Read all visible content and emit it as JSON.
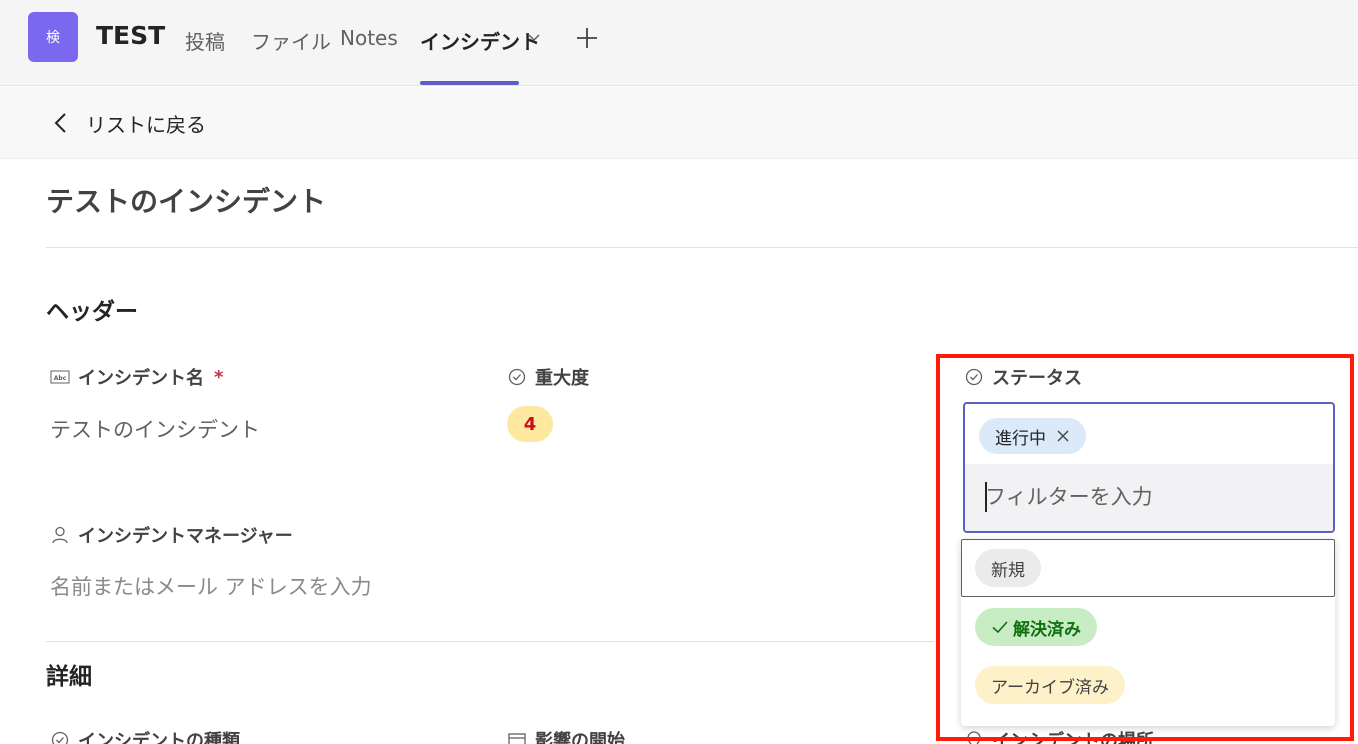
{
  "team": {
    "avatar_text": "検",
    "name": "TEST"
  },
  "tabs": [
    {
      "label": "投稿"
    },
    {
      "label": "ファイル"
    },
    {
      "label": "Notes"
    },
    {
      "label": "インシデント",
      "active": true
    }
  ],
  "back_label": "リストに戻る",
  "page_title": "テストのインシデント",
  "sections": {
    "header": "ヘッダー",
    "details": "詳細"
  },
  "fields": {
    "incident_name": {
      "label": "インシデント名",
      "required_mark": "*",
      "value": "テストのインシデント"
    },
    "severity": {
      "label": "重大度",
      "value": "4"
    },
    "status": {
      "label": "ステータス"
    },
    "incident_manager": {
      "label": "インシデントマネージャー",
      "placeholder": "名前またはメール アドレスを入力"
    },
    "incident_type": {
      "label": "インシデントの種類"
    },
    "impact_start": {
      "label": "影響の開始"
    },
    "incident_location": {
      "label": "インシデントの場所"
    }
  },
  "status_dropdown": {
    "selected": [
      "進行中"
    ],
    "filter_placeholder": "フィルターを入力",
    "options": [
      {
        "label": "新規",
        "focused": true
      },
      {
        "label": "解決済み",
        "checked": true
      },
      {
        "label": "アーカイブ済み"
      }
    ]
  },
  "colors": {
    "accent": "#5b5fc7",
    "highlight_border": "#ff1a0a",
    "severity_badge": "#fde8a0",
    "chip_selected": "#dce9f9",
    "chip_resolved": "#c8ecc4",
    "chip_archived": "#fdf1c9"
  }
}
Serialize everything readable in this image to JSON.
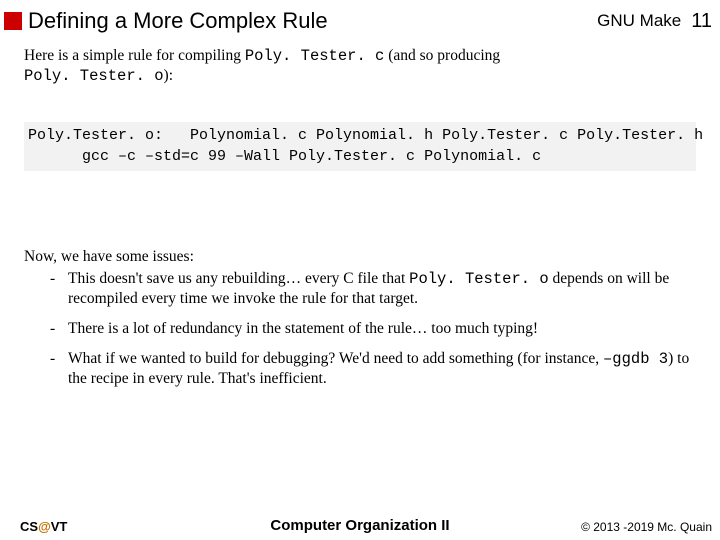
{
  "header": {
    "title": "Defining a More Complex Rule",
    "topic": "GNU Make",
    "page": "11"
  },
  "intro": {
    "t1": "Here is a simple rule for compiling ",
    "c1": "Poly. Tester. c",
    "t2": " (and so producing ",
    "c2": "Poly. Tester. o",
    "t3": "):"
  },
  "codeblock": "Poly.Tester. o:   Polynomial. c Polynomial. h Poly.Tester. c Poly.Tester. h\n      gcc –c –std=c 99 –Wall Poly.Tester. c Polynomial. c",
  "issues": {
    "lead": "Now, we have some issues:",
    "i1a": "This doesn't save us any rebuilding… every C file that ",
    "i1b": "Poly. Tester. o",
    "i1c": " depends on will be recompiled every time we invoke the rule for that target.",
    "i2": "There is a lot of redundancy in the statement of the rule… too much typing!",
    "i3a": "What if we wanted to build for debugging?  We'd need to add something (for instance, ",
    "i3b": "–ggdb 3",
    "i3c": ") to the recipe in every rule.  That's inefficient."
  },
  "footer": {
    "cs": "CS",
    "at": "@",
    "vt": "VT",
    "center": "Computer Organization II",
    "right": "© 2013 -2019 Mc. Quain"
  }
}
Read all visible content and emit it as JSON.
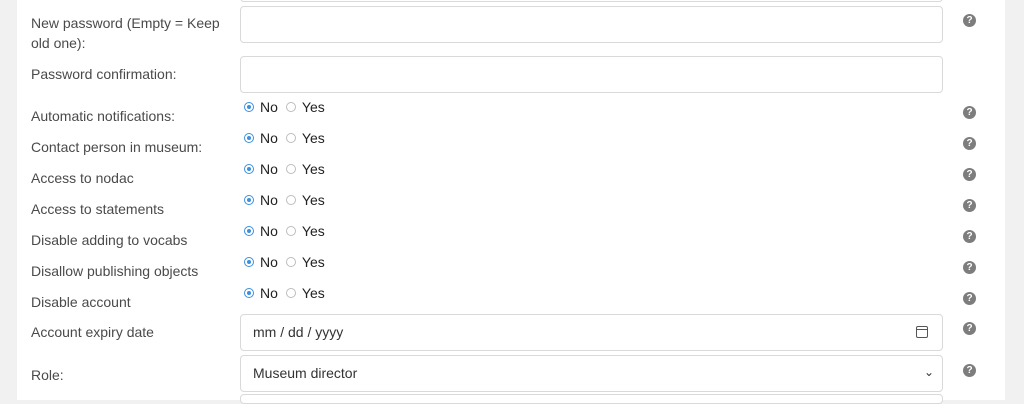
{
  "form": {
    "new_password_label_1": "New password (Empty = Keep",
    "new_password_label_2": "old one):",
    "new_password_value": "",
    "password_confirmation_label": "Password confirmation:",
    "password_confirmation_value": "",
    "automatic_notifications_label": "Automatic notifications:",
    "contact_person_label": "Contact person in museum:",
    "access_nodac_label": "Access to nodac",
    "access_statements_label": "Access to statements",
    "disable_vocabs_label": "Disable adding to vocabs",
    "disallow_publishing_label": "Disallow publishing objects",
    "disable_account_label": "Disable account",
    "expiry_label": "Account expiry date",
    "expiry_placeholder": "mm / dd / yyyy",
    "role_label": "Role:",
    "role_value": "Museum director",
    "radio_no": "No",
    "radio_yes": "Yes",
    "help_glyph": "?"
  },
  "icons": {
    "help": "question-circle-icon",
    "calendar": "calendar-icon",
    "dropdown": "chevron-down-icon"
  },
  "colors": {
    "accent": "#3d8fe0",
    "help_icon": "#7d7d7d",
    "page_bg": "#f1f1f1"
  }
}
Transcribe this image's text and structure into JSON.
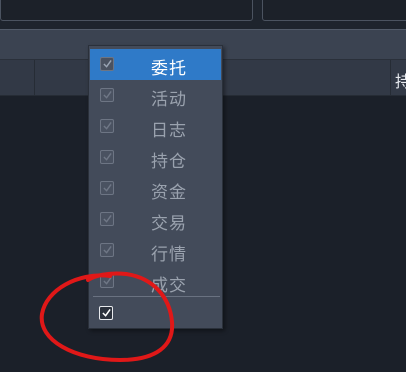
{
  "colors": {
    "background": "#1b2029",
    "toolbar": "#3b4351",
    "header": "#323946",
    "menu_bg": "#434b5a",
    "menu_selected": "#2f7ac8",
    "menu_text": "#9aa2ae",
    "menu_text_selected": "#ffffff",
    "annotation": "#e01818"
  },
  "header": {
    "partial_column": "持"
  },
  "menu": {
    "items": [
      {
        "label": "委托",
        "checked": true,
        "selected": true
      },
      {
        "label": "活动",
        "checked": true,
        "selected": false
      },
      {
        "label": "日志",
        "checked": true,
        "selected": false
      },
      {
        "label": "持仓",
        "checked": true,
        "selected": false
      },
      {
        "label": "资金",
        "checked": true,
        "selected": false
      },
      {
        "label": "交易",
        "checked": true,
        "selected": false
      },
      {
        "label": "行情",
        "checked": true,
        "selected": false
      },
      {
        "label": "成交",
        "checked": true,
        "selected": false
      }
    ],
    "bottom_checkbox": {
      "checked": true
    }
  },
  "icons": {
    "check": "check-icon"
  }
}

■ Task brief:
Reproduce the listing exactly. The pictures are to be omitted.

■ Response:
Read all visible content and emit it as JSON.
{
  "team": {
    "avatar_text": "検",
    "name": "TEST"
  },
  "tabs": [
    {
      "label": "投稿"
    },
    {
      "label": "ファイル"
    },
    {
      "label": "Notes"
    },
    {
      "label": "インシデント",
      "active": true
    }
  ],
  "back_label": "リストに戻る",
  "page_title": "テストのインシデント",
  "sections": {
    "header": "ヘッダー",
    "details": "詳細"
  },
  "fields": {
    "incident_name": {
      "label": "インシデント名",
      "required_mark": "*",
      "value": "テストのインシデント"
    },
    "severity": {
      "label": "重大度",
      "value": "4"
    },
    "status": {
      "label": "ステータス"
    },
    "incident_manager": {
      "label": "インシデントマネージャー",
      "placeholder": "名前またはメール アドレスを入力"
    },
    "incident_type": {
      "label": "インシデントの種類"
    },
    "impact_start": {
      "label": "影響の開始"
    },
    "incident_location": {
      "label": "インシデントの場所"
    }
  },
  "status_dropdown": {
    "selected": [
      "進行中"
    ],
    "filter_placeholder": "フィルターを入力",
    "options": [
      {
        "label": "新規",
        "focused": true
      },
      {
        "label": "解決済み",
        "checked": true
      },
      {
        "label": "アーカイブ済み"
      }
    ]
  },
  "colors": {
    "accent": "#5b5fc7",
    "highlight_border": "#ff1a0a",
    "severity_badge": "#fde8a0",
    "chip_selected": "#dce9f9",
    "chip_resolved": "#c8ecc4",
    "chip_archived": "#fdf1c9"
  }
}
Serialize everything readable in this image to JSON.
{
  "header": {
    "title": "Defining a More Complex Rule",
    "topic": "GNU Make",
    "page": "11"
  },
  "intro": {
    "t1": "Here is a simple rule for compiling ",
    "c1": "Poly. Tester. c",
    "t2": " (and so producing ",
    "c2": "Poly. Tester. o",
    "t3": "):"
  },
  "codeblock": "Poly.Tester. o:   Polynomial. c Polynomial. h Poly.Tester. c Poly.Tester. h\n      gcc –c –std=c 99 –Wall Poly.Tester. c Polynomial. c",
  "issues": {
    "lead": "Now, we have some issues:",
    "i1a": "This doesn't save us any rebuilding… every C file that ",
    "i1b": "Poly. Tester. o",
    "i1c": " depends on will be recompiled every time we invoke the rule for that target.",
    "i2": "There is a lot of redundancy in the statement of the rule… too much typing!",
    "i3a": "What if we wanted to build for debugging?  We'd need to add something (for instance, ",
    "i3b": "–ggdb 3",
    "i3c": ") to the recipe in every rule.  That's inefficient."
  },
  "footer": {
    "cs": "CS",
    "at": "@",
    "vt": "VT",
    "center": "Computer Organization II",
    "right": "© 2013 -2019 Mc. Quain"
  }
}
Read all visible content and emit it as JSON.
{
  "form": {
    "new_password_label_1": "New password (Empty = Keep",
    "new_password_label_2": "old one):",
    "new_password_value": "",
    "password_confirmation_label": "Password confirmation:",
    "password_confirmation_value": "",
    "automatic_notifications_label": "Automatic notifications:",
    "contact_person_label": "Contact person in museum:",
    "access_nodac_label": "Access to nodac",
    "access_statements_label": "Access to statements",
    "disable_vocabs_label": "Disable adding to vocabs",
    "disallow_publishing_label": "Disallow publishing objects",
    "disable_account_label": "Disable account",
    "expiry_label": "Account expiry date",
    "expiry_placeholder": "mm / dd / yyyy",
    "role_label": "Role:",
    "role_value": "Museum director",
    "radio_no": "No",
    "radio_yes": "Yes",
    "help_glyph": "?"
  },
  "icons": {
    "help": "question-circle-icon",
    "calendar": "calendar-icon",
    "dropdown": "chevron-down-icon"
  },
  "colors": {
    "accent": "#3d8fe0",
    "help_icon": "#7d7d7d",
    "page_bg": "#f1f1f1"
  }
}
Transcribe this image's text and structure into JSON.
{
  "colors": {
    "background": "#1b2029",
    "toolbar": "#3b4351",
    "header": "#323946",
    "menu_bg": "#434b5a",
    "menu_selected": "#2f7ac8",
    "menu_text": "#9aa2ae",
    "menu_text_selected": "#ffffff",
    "annotation": "#e01818"
  },
  "header": {
    "partial_column": "持"
  },
  "menu": {
    "items": [
      {
        "label": "委托",
        "checked": true,
        "selected": true
      },
      {
        "label": "活动",
        "checked": true,
        "selected": false
      },
      {
        "label": "日志",
        "checked": true,
        "selected": false
      },
      {
        "label": "持仓",
        "checked": true,
        "selected": false
      },
      {
        "label": "资金",
        "checked": true,
        "selected": false
      },
      {
        "label": "交易",
        "checked": true,
        "selected": false
      },
      {
        "label": "行情",
        "checked": true,
        "selected": false
      },
      {
        "label": "成交",
        "checked": true,
        "selected": false
      }
    ],
    "bottom_checkbox": {
      "checked": true
    }
  },
  "icons": {
    "check": "check-icon"
  }
}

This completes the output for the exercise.